Legislation in the works in the Senate would press federal agencies to more aggressively seek out savings in their software portfolio by adopting enterprise licensing, rooting out interoperability problems and by measuring actual software use in order to identify potential inefficiencies in software purchasing.
The legislation from Sen. Gary Peters (D-Mich.), the chairman of the Senate Homeland Security and Government Affair Committee, is still in draft form and hasn't yet been introduced.
The Strengthening Agency Management and Oversight of Software Assets (SAMOSA) Act is a follow-on to the bipartisan 2016 Megabyte Act, which required agencies to maintain accurate software inventories with an eye to reducing costs and eliminating redundancies. Peters was a co-sponsor of that legislation.
Agencies were quick to accommodate the demands of the Megabyte Act. In July 2020, 23 out of 24 large agencies received a grade of 'A' on the software licensing component of the biannual Federal IT Acquisition Reform Act scorecard. The new legislation describes the Megabyte Act as "incredibly successful" and noted that agencies have reported more than $450 million in software cost savings since the law took effect.
The draft legislation, which was obtained by FCW, would require federal agencies to report in more detail on their software assets, spending and utilization rates and share their findings with agency inspectors general. The bill also requires agencies to compile detailed lists of software holdings arranged by vendor and share information on software that has been acquired but is not in use and report on software interoperability challenges and solutions.

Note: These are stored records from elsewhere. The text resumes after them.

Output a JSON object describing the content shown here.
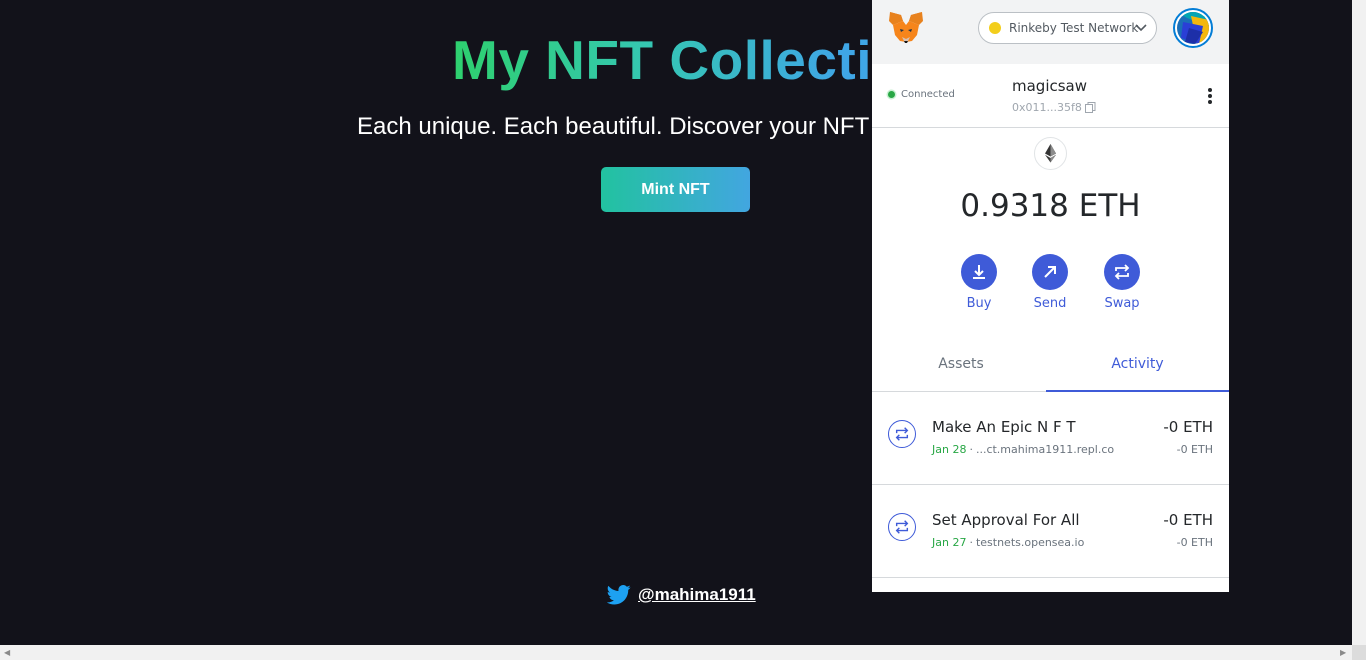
{
  "page": {
    "title": "My NFT Collection",
    "subtitle": "Each unique. Each beautiful. Discover your NFT today.",
    "mint_button": "Mint NFT",
    "twitter_handle": "@mahima1911"
  },
  "wallet": {
    "network": "Rinkeby Test Network",
    "connection_status": "Connected",
    "account_name": "magicsaw",
    "account_address": "0x011...35f8",
    "balance": "0.9318 ETH",
    "actions": [
      {
        "label": "Buy",
        "icon": "download-icon"
      },
      {
        "label": "Send",
        "icon": "arrow-up-right-icon"
      },
      {
        "label": "Swap",
        "icon": "swap-icon"
      }
    ],
    "tabs": [
      {
        "label": "Assets",
        "active": false
      },
      {
        "label": "Activity",
        "active": true
      }
    ],
    "transactions": [
      {
        "title": "Make An Epic N F T",
        "date": "Jan 28",
        "origin": "...ct.mahima1911.repl.co",
        "amount": "-0 ETH",
        "amount_secondary": "-0 ETH"
      },
      {
        "title": "Set Approval For All",
        "date": "Jan 27",
        "origin": "testnets.opensea.io",
        "amount": "-0 ETH",
        "amount_secondary": "-0 ETH"
      }
    ]
  },
  "colors": {
    "page_background": "#12121a",
    "metamask_primary": "#3f5bd8",
    "connected_green": "#28a745",
    "network_yellow": "#f3ce1c"
  }
}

Under the terms of the bill, agency IGs will use this data to compile detailed reports on software expenditures, efficiencies and redundancies and help devise strategies to adopt enterprisewide licensing where it is not already in place. Additionally the bill looks to help "minimize" licensing restrictions that can impact the ability of end users to operate software across operating systems, servers and cloud service providers. This last provision appears to be an effort to curtail the ability of legacy vendors to leverage their large enterprise user base to make applications fielded by rivals to be costly and difficult to operate. Such a move would potentially impact companies like Microsoft and Oracle with large on-premise customer bases.

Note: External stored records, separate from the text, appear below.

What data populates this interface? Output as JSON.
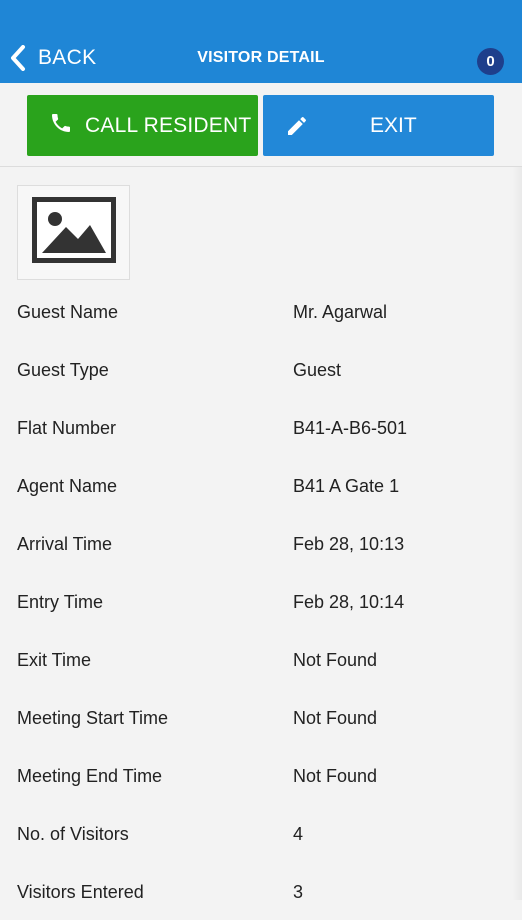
{
  "header": {
    "back_label": "BACK",
    "title": "VISITOR DETAIL",
    "count": "0",
    "background": "#1f86d6",
    "badge_color": "#1e3f8c"
  },
  "actions": {
    "call": {
      "label": "CALL RESIDENT",
      "icon": "phone-icon",
      "color": "#2aa31c"
    },
    "exit": {
      "label": "EXIT",
      "icon": "pencil-icon",
      "color": "#2288d8"
    }
  },
  "photo": {
    "icon": "image-placeholder-icon"
  },
  "details": [
    {
      "label": "Guest Name",
      "value": "Mr. Agarwal"
    },
    {
      "label": "Guest Type",
      "value": "Guest"
    },
    {
      "label": "Flat Number",
      "value": "B41-A-B6-501"
    },
    {
      "label": "Agent Name",
      "value": "B41 A Gate 1"
    },
    {
      "label": "Arrival Time",
      "value": "Feb 28, 10:13"
    },
    {
      "label": "Entry Time",
      "value": "Feb 28, 10:14"
    },
    {
      "label": "Exit Time",
      "value": "Not Found"
    },
    {
      "label": "Meeting Start Time",
      "value": "Not Found"
    },
    {
      "label": "Meeting End Time",
      "value": "Not Found"
    },
    {
      "label": "No. of Visitors",
      "value": "4"
    },
    {
      "label": "Visitors Entered",
      "value": "3"
    }
  ]
}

An industry source who is familiar with the legislation told FCW that the bill could "open up the aperture for folks to get out of contracts they're struggling with and open up opportunities to reallocate agency spending on long-term contracts in a way that allows for more modern investments." The source also said that the bill isn't necessarily intended to move the overall enterprise software market but to "do what is best for the government customer and the taxpayer."
Michael Garland, a lawyer specializing in government procurement issues, told FCW that he supported the interoperability aims of the legislation but is concerned that enterprisewide licensing requirements could end up favoring incumbent players.
"While the intent to save money by consolidation around enterprise licenses is a reasonable desire, the concern is – are they going to create more vendor lock than we already have," Garland said.
The legislation looks to build on cost savings and consolidation at agencies by eventually establishing governmentwide adoption of enterprise licenses for some of the most widely used software and by establishing acquisition policies that take interoperability of software across operating systems and cloud platforms into account. The bill also calls for data on software procurement, use and management to be incorporated into the Federal IT Dashboard and to form a part of agency capital planning guidance.
The legislation was first reported on Friday by FedScoop and Bloomberg.